-------- Provided records --------

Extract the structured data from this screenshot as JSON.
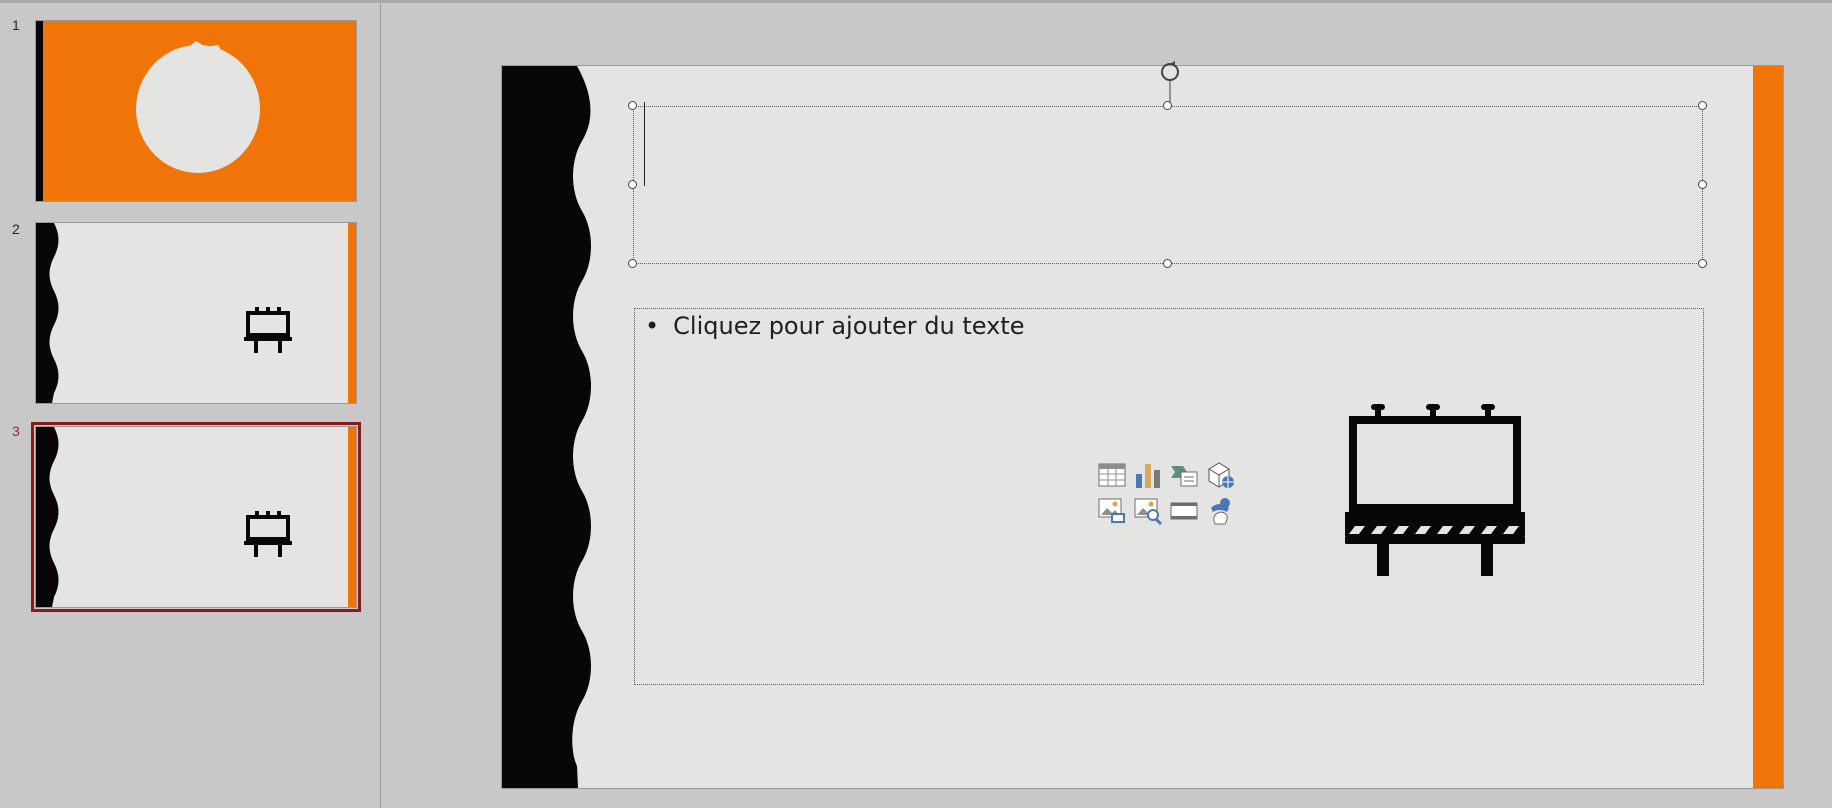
{
  "thumbnails": [
    {
      "number": "1",
      "layout": "title-orange-badge"
    },
    {
      "number": "2",
      "layout": "content-billboard"
    },
    {
      "number": "3",
      "layout": "content-billboard",
      "selected": true
    }
  ],
  "slide": {
    "body_placeholder_text": "Cliquez pour ajouter du texte",
    "bullet": "•"
  },
  "insert_icons": [
    "table-icon",
    "chart-icon",
    "smartart-icon",
    "3d-model-icon",
    "picture-icon",
    "online-picture-icon",
    "video-icon",
    "icons-icon"
  ],
  "colors": {
    "accent_orange": "#f07408",
    "slide_bg": "#e4e4e3",
    "dark": "#080606",
    "selection": "#8b1a1a"
  }
}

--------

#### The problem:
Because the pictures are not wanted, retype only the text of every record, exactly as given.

#### Result for this task:
Extract the structured data from this screenshot as JSON.
{
  "thumbnails": [
    {
      "number": "1",
      "layout": "title-orange-badge"
    },
    {
      "number": "2",
      "layout": "content-billboard"
    },
    {
      "number": "3",
      "layout": "content-billboard",
      "selected": true
    }
  ],
  "slide": {
    "body_placeholder_text": "Cliquez pour ajouter du texte",
    "bullet": "•"
  },
  "insert_icons": [
    "table-icon",
    "chart-icon",
    "smartart-icon",
    "3d-model-icon",
    "picture-icon",
    "online-picture-icon",
    "video-icon",
    "icons-icon"
  ],
  "colors": {
    "accent_orange": "#f07408",
    "slide_bg": "#e4e4e3",
    "dark": "#080606",
    "selection": "#8b1a1a"
  }
}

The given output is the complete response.